I must also ask you about the famous Atog.
I didn't notice it was an anagram for goat when I painted it, and I feel pretty stupid now knowing it.
Many years after this card was published, a player noticed that the Atog was on a boat. You also said that this card had all this hidden narrative around it.
It was so weird that it took that long for somebody to comment on it! I'm sure other people have noticed, I mean, the odds of not having been noticed are astronomical. But you know, when Atog came out people hated the card mechanic, and they also hated the artwork.
I got a lot of mean comments on that one [Laughs]. Now that it has become kind of iconic, I know how Mike Judge feels with his films. Now people tell me it's their favorite, before they'd tell me how stupid and ugly it was.

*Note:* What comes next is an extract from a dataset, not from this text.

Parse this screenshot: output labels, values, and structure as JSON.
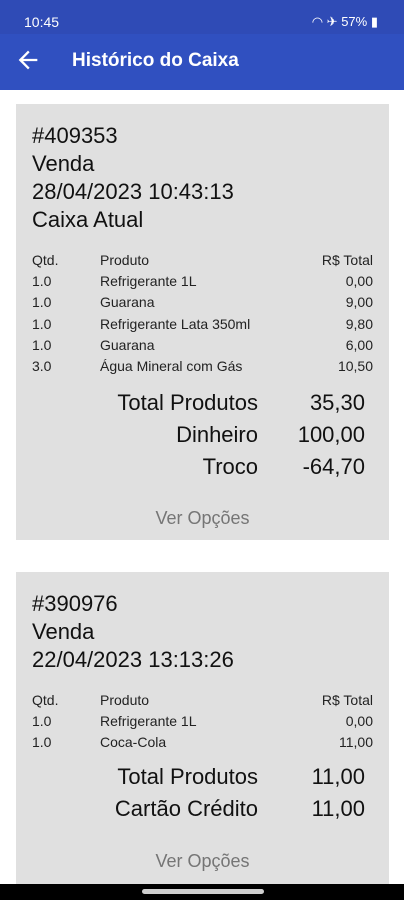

And do you have any other "hidden boats" yet to be discovered?
I could point out that I have a picture of myself on the Tropical island card. I'm standing in the center of the island in a long black Western duster with a cowboy hat on; I'm very small, but I'm there.
Do you still follow the game today?
I really don't. I think the art is too homogenous, too busy for the size. But the art itself is phenomenal, way better than a lot most of the art from when I was playing, and I'm saying it out of honesty, as I'm sure most of the other artists would agree with me.
These are fantastically talented people, but they have a bit too much of the same style. I don't think any of the current artists are bad, they're all better than I'll ever be.
Do you do still work on art direction?
Sometimes I get called to do a directing job and I really enjoy it, but these days I'm mostly doing environmental design on video games. I just finished working on a game, it's called Luna and the Moonling and it's available on Steam.
You also mentioned that you have been diagnosed with Autism late in life?
My wife was watching some television show and she said "oh my god, that's my husband!". She finally convinced me to go in and get tested at the University of Washington Autism Clinic and sure enough, I'm autistic. My brain thinks differently than other people apparently do, and it leads to a lot of misunderstandings and poor communication. I've been working a lot harder on that recently.
It also means I tend to focus more on one thing, which is how I could buckle down and get Magic done so quickly, because I focused on nothing else but Magic for the entire time I worked on it, so I got things done. And now that makes sense. There's some real downsides to it though, I really need rituals in my life, not in a religious sense, I just need the comfort of knowing what I'm going to be doing at any given time.
When plans change suddenly, that can be a big deal to me, and it's really jarring. I also have a lot of trouble with sensory overload. The environment at a GP is really stressful for me and I feel like an animal, so the fact that I actually enjoy interacting with people under those circumstances says a lot about Magic players and how cool they are, because those environments really freak me out.
It's curious how one can discover such an important thing about themselves later in life.
It really is. I would encourage anyone who suspects they are, to go and find out because it is life changing in a good way. It doesn't mean I'm mentally defective or anything, it merely means that my brain thinks in a in a way that's alien to people who aren't autistic.
Thank you for this interview and for giving such personal account of your story.
My father told me one thing when I was very young that stuck with me more than any other lesson. He said that the only thing you really have is your honor, and if you lose it, it is almost impossible to get it back. So I try my best to live honorably and part of that it is being honest with myself as well.